The Real Difference Between Sparkling Water And Seltzer

Over the last year, it seems like everyone has been trading their plain old bottled water for colorful cans of La Croix. Flavored sparkling water has taken the beverage world by storm, with the category expected to grow nearly 12 percent over the next few years (via Grand View Research). It's easy to understand the obsession — you get the fruity flavors and bubbly carbonation of soda without the added calories and sugar (or artificial sweetener). In other words, it's a much healthier (and arguably much tastier) alternative to your Diet Coke addiction. 

But take a trip down the water aisle of the grocery store and you'll be overwhelmed with options. Not only are there a ton of flavors to choose from — passionfruit, key lime, watermelon, and even limoncello — but there are also different types of carbonated water. You'll see some that say sparkling and some that say seltzer. Wait a second. You thought they were the same thing! Turns out they aren't. Here's the difference between the two.

The bubbles aren't the same

The one thing that makes sparkling water different from seltzer water is the carbonation. More specifically, where the carbonation comes from. People explains that if the carbonation is naturally occurring, it's sparkling water (think La Croix or San Pellegrino). This water, Sodastream says, comes from a natural mineral spring or well and the bubbles are often smaller and finer. Because it comes from a spring, it also tends to have naturally-added minerals like calcium or magnesium.

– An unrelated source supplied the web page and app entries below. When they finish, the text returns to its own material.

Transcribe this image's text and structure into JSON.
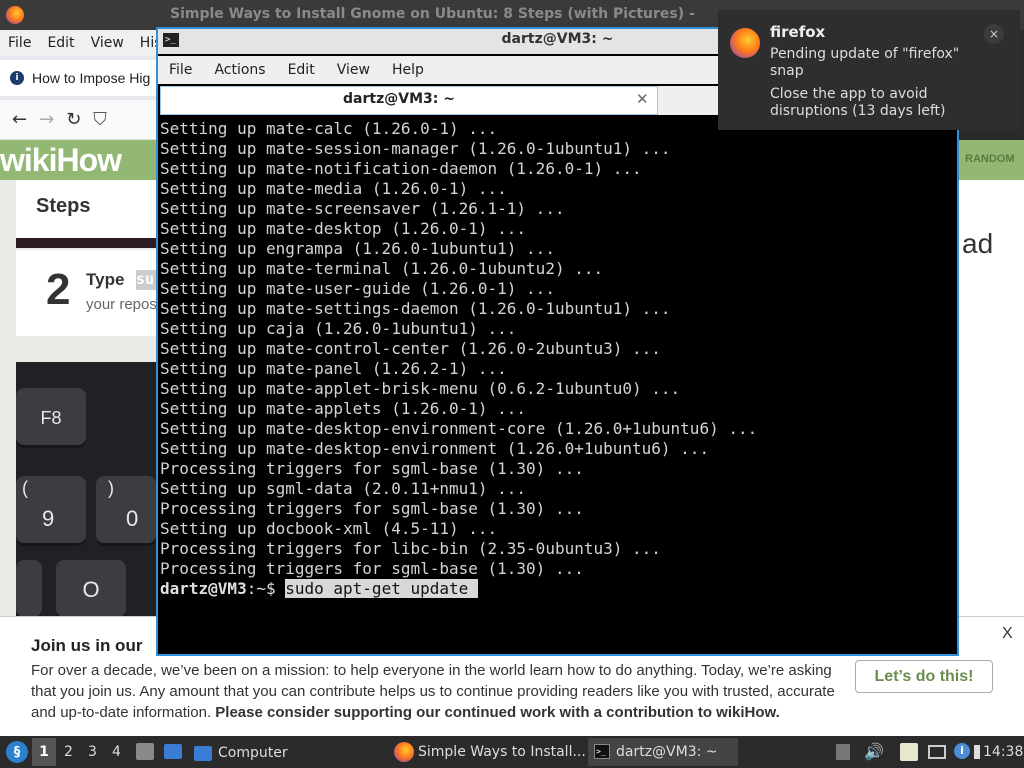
{
  "firefox": {
    "window_title": "Simple Ways to Install Gnome on Ubuntu: 8 Steps (with Pictures) -",
    "menu": [
      "File",
      "Edit",
      "View",
      "Hist"
    ],
    "tab_title": "How to Impose Hig",
    "wiki": {
      "logo": "wikiHow",
      "random": "RANDOM",
      "steps_label": "Steps",
      "step_number": "2",
      "step_type": "Type",
      "step_code": "su",
      "step_sub": "your repos",
      "right_fragment": "ad",
      "keys": [
        "F8",
        "9",
        "(",
        "0",
        ")",
        "O"
      ]
    },
    "banner": {
      "title": "Join us in our",
      "text": "For over a decade, we’ve been on a mission: to help everyone in the world learn how to do anything. Today, we’re asking that you join us. Any amount that you can contribute helps us to continue providing readers like you with trusted, accurate and up-to-date information.",
      "text_bold": "Please consider supporting our continued work with a contribution to wikiHow.",
      "button": "Let’s do this!",
      "close": "X"
    }
  },
  "terminal": {
    "title": "dartz@VM3: ~",
    "menu": [
      "File",
      "Actions",
      "Edit",
      "View",
      "Help"
    ],
    "tab_label": "dartz@VM3: ~",
    "tab_close": "✕",
    "lines": [
      "Setting up mate-calc (1.26.0-1) ...",
      "Setting up mate-session-manager (1.26.0-1ubuntu1) ...",
      "Setting up mate-notification-daemon (1.26.0-1) ...",
      "Setting up mate-media (1.26.0-1) ...",
      "Setting up mate-screensaver (1.26.1-1) ...",
      "Setting up mate-desktop (1.26.0-1) ...",
      "Setting up engrampa (1.26.0-1ubuntu1) ...",
      "Setting up mate-terminal (1.26.0-1ubuntu2) ...",
      "Setting up mate-user-guide (1.26.0-1) ...",
      "Setting up mate-settings-daemon (1.26.0-1ubuntu1) ...",
      "Setting up caja (1.26.0-1ubuntu1) ...",
      "Setting up mate-control-center (1.26.0-2ubuntu3) ...",
      "Setting up mate-panel (1.26.2-1) ...",
      "Setting up mate-applet-brisk-menu (0.6.2-1ubuntu0) ...",
      "Setting up mate-applets (1.26.0-1) ...",
      "Setting up mate-desktop-environment-core (1.26.0+1ubuntu6) ...",
      "Setting up mate-desktop-environment (1.26.0+1ubuntu6) ...",
      "Processing triggers for sgml-base (1.30) ...",
      "Setting up sgml-data (2.0.11+nmu1) ...",
      "Processing triggers for sgml-base (1.30) ...",
      "Setting up docbook-xml (4.5-11) ...",
      "Processing triggers for libc-bin (2.35-0ubuntu3) ...",
      "Processing triggers for sgml-base (1.30) ..."
    ],
    "prompt": "dartz@VM3",
    "prompt_suffix": ":~$ ",
    "command": "sudo apt-get update "
  },
  "notification": {
    "app": "firefox",
    "message1": "Pending update of \"firefox\" snap",
    "message2": "Close the app to avoid disruptions (13 days left)",
    "close": "×"
  },
  "taskbar": {
    "workspaces": [
      "1",
      "2",
      "3",
      "4"
    ],
    "computer": "Computer",
    "firefox_task": "Simple Ways to Install...",
    "terminal_task": "dartz@VM3: ~",
    "clock": "14:38"
  },
  "colors": {
    "wiki_green": "#93b874",
    "terminal_border": "#2f8fd9",
    "terminal_bg": "#000000"
  }
}
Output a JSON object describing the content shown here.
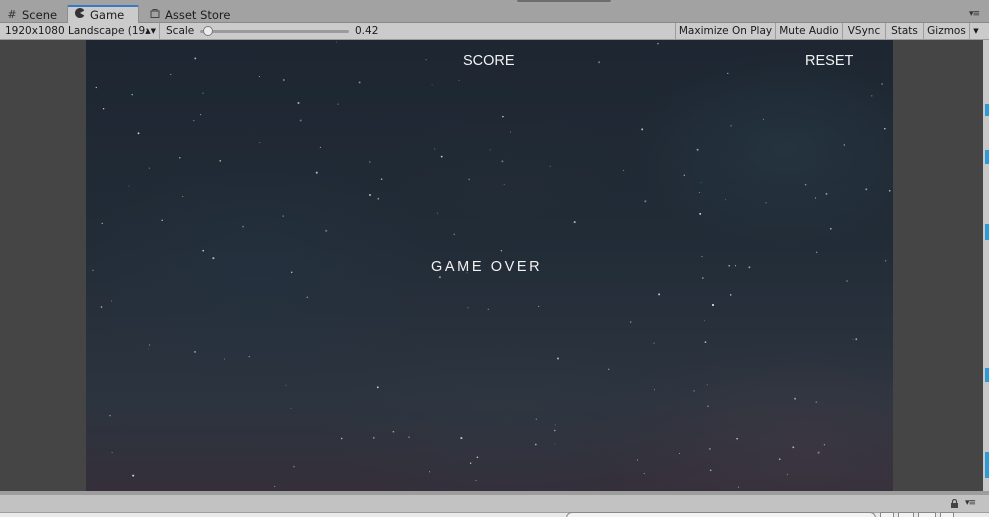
{
  "tabs": [
    {
      "label": "Scene",
      "icon": "hash-grid-icon"
    },
    {
      "label": "Game",
      "icon": "pacman-icon",
      "active": true
    },
    {
      "label": "Asset Store",
      "icon": "bag-icon"
    }
  ],
  "pane_menu_glyph": "▾≡",
  "toolbar": {
    "resolution": "1920x1080 Landscape (19:",
    "resolution_arrows": "▲▼",
    "scale_label": "Scale",
    "scale_value": "0.42",
    "scale_fraction": 0.02,
    "maximize_on_play": "Maximize On Play",
    "mute_audio": "Mute Audio",
    "vsync": "VSync",
    "stats": "Stats",
    "gizmos": "Gizmos",
    "gizmos_arrow": "▼"
  },
  "game": {
    "score_label": "SCORE",
    "reset_label": "RESET",
    "game_over_text": "GAME OVER",
    "background_colors": [
      "#1d2631",
      "#222c37",
      "#2c343f",
      "#352f3a"
    ]
  },
  "bottom_menu_glyph": "▾≡",
  "accent_color": "#3a78c6"
}
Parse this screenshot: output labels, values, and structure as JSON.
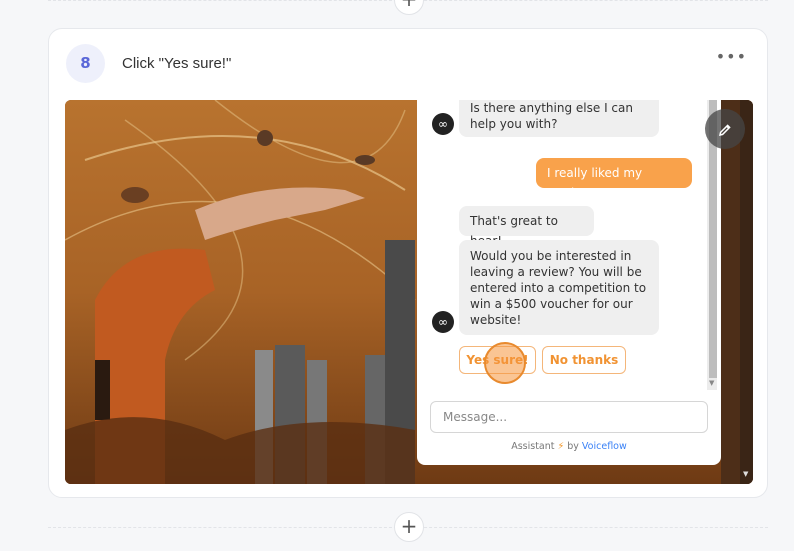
{
  "step": {
    "number": "8",
    "title": "Click \"Yes sure!\"",
    "menu_icon": "more-horizontal-icon"
  },
  "add_step_top": "+",
  "add_step_bottom": "+",
  "chat": {
    "messages": [
      {
        "from": "bot",
        "text": "Is there anything else I can help you with?"
      },
      {
        "from": "user",
        "text": "I really liked my product"
      },
      {
        "from": "bot",
        "text": "That's great to hear!"
      },
      {
        "from": "bot",
        "text": "Would you be interested in leaving a review? You will be entered into a competition to win a $500 voucher for our website!"
      }
    ],
    "msg1_line1": "Is there anything else I can",
    "msg1_line2": "help you with?",
    "msg2": "I really liked my product",
    "msg3": "That's great to hear!",
    "msg4_lines": [
      "Would you be interested in",
      "leaving a review? You will be",
      "entered into a competition to",
      "win a $500 voucher for our",
      "website!"
    ],
    "choices": [
      "Yes sure!",
      "No thanks"
    ],
    "input_placeholder": "Message...",
    "footer_prefix": "Assistant",
    "footer_by": "by",
    "footer_brand": "Voiceflow",
    "bot_avatar_icon": "infinity-icon",
    "edit_icon": "pencil-icon"
  },
  "colors": {
    "accent_orange": "#f9a24b",
    "step_badge": "#5a67d8",
    "brand_link": "#3b82f6"
  }
}
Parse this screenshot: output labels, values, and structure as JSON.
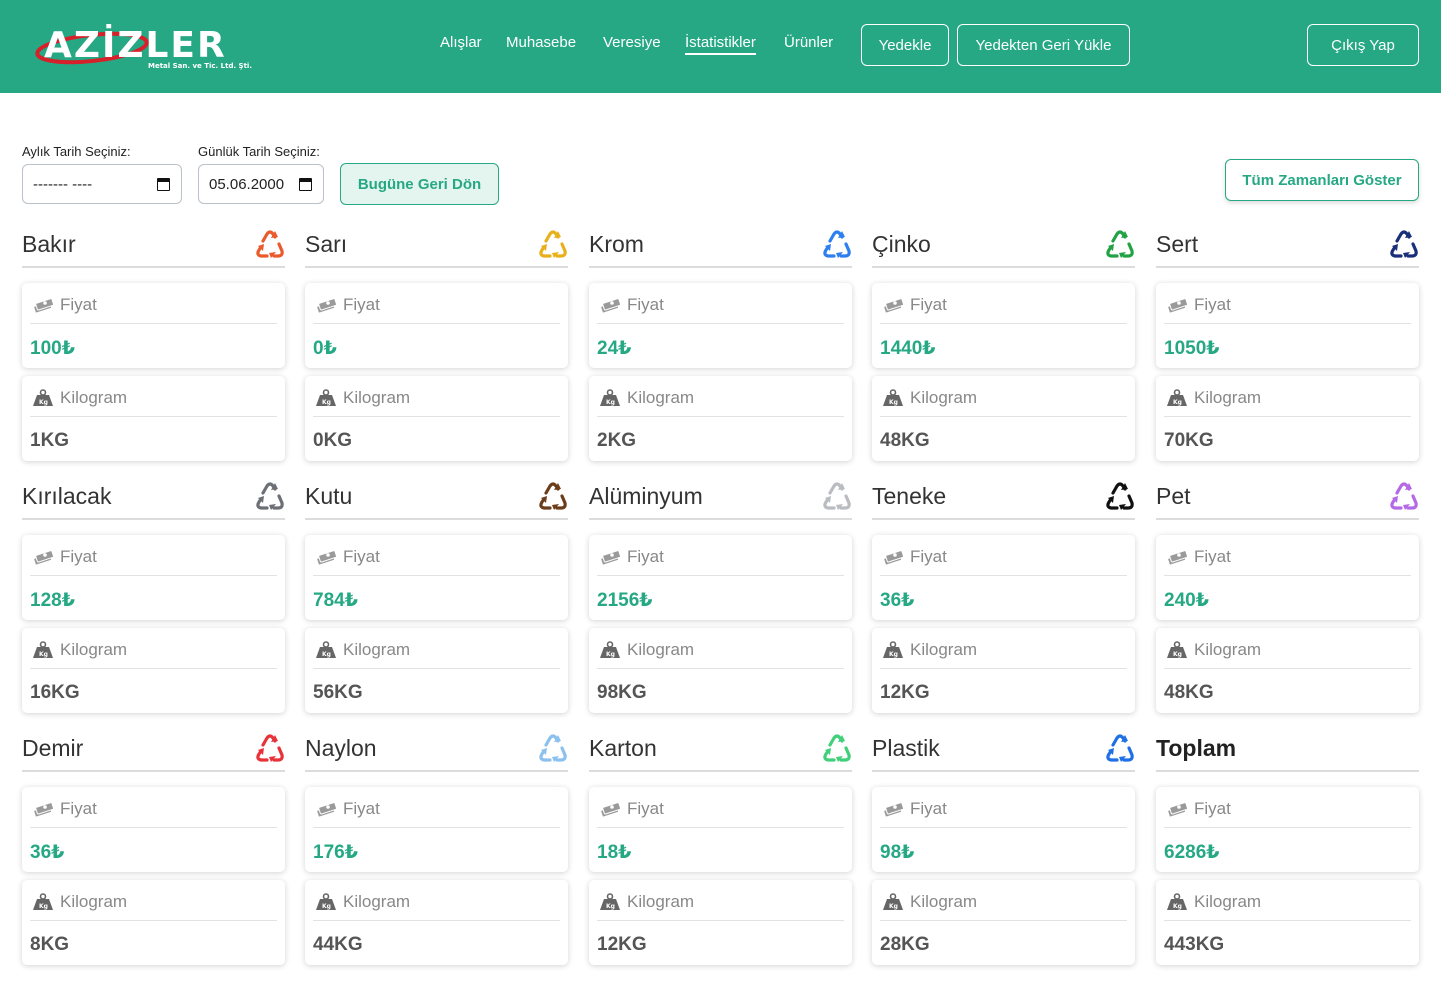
{
  "brand": {
    "logo_text": "AZİZLER",
    "subtitle": "Metal San. ve Tic. Ltd. Şti."
  },
  "nav": {
    "links": [
      "Alışlar",
      "Muhasebe",
      "Veresiye",
      "İstatistikler",
      "Ürünler"
    ],
    "active": "İstatistikler",
    "backup_label": "Yedekle",
    "restore_label": "Yedekten Geri Yükle",
    "logout_label": "Çıkış Yap"
  },
  "filters": {
    "monthly_label": "Aylık Tarih Seçiniz:",
    "monthly_value": "------- ----",
    "daily_label": "Günlük Tarih Seçiniz:",
    "daily_value": "05.06.2000",
    "today_button": "Bugüne Geri Dön",
    "all_time_button": "Tüm Zamanları Göster"
  },
  "labels": {
    "price": "Fiyat",
    "kilogram": "Kilogram"
  },
  "colors": {
    "brand": "#26a884"
  },
  "materials": [
    {
      "name": "Bakır",
      "price": "100₺",
      "kg": "1KG",
      "icon_color": "#ea5a2a"
    },
    {
      "name": "Sarı",
      "price": "0₺",
      "kg": "0KG",
      "icon_color": "#e8b01a"
    },
    {
      "name": "Krom",
      "price": "24₺",
      "kg": "2KG",
      "icon_color": "#2d7ff0"
    },
    {
      "name": "Çinko",
      "price": "1440₺",
      "kg": "48KG",
      "icon_color": "#22a244"
    },
    {
      "name": "Sert",
      "price": "1050₺",
      "kg": "70KG",
      "icon_color": "#1a2f7a"
    },
    {
      "name": "Kırılacak",
      "price": "128₺",
      "kg": "16KG",
      "icon_color": "#6c6f73"
    },
    {
      "name": "Kutu",
      "price": "784₺",
      "kg": "56KG",
      "icon_color": "#6b3d1a"
    },
    {
      "name": "Alüminyum",
      "price": "2156₺",
      "kg": "98KG",
      "icon_color": "#b9bcc0"
    },
    {
      "name": "Teneke",
      "price": "36₺",
      "kg": "12KG",
      "icon_color": "#111111"
    },
    {
      "name": "Pet",
      "price": "240₺",
      "kg": "48KG",
      "icon_color": "#b46ae6"
    },
    {
      "name": "Demir",
      "price": "36₺",
      "kg": "8KG",
      "icon_color": "#e8323a"
    },
    {
      "name": "Naylon",
      "price": "176₺",
      "kg": "44KG",
      "icon_color": "#8cc0ee"
    },
    {
      "name": "Karton",
      "price": "18₺",
      "kg": "12KG",
      "icon_color": "#3fd079"
    },
    {
      "name": "Plastik",
      "price": "98₺",
      "kg": "28KG",
      "icon_color": "#1f6fe6"
    },
    {
      "name": "Toplam",
      "price": "6286₺",
      "kg": "443KG",
      "icon_color": "",
      "total": true
    }
  ]
}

On the other hand, if the bubbles are artificially created, it's seltzer water. Seltzer is made with plain water and the carbonation is added later on in the process through the addition of carbon dioxide. Healthline notes that because there are no added minerals in seltzer water, it often has much more of a "water" flavor than sparkling water, which can taste slightly heavier (and which makes seltzer more ideal for cocktails).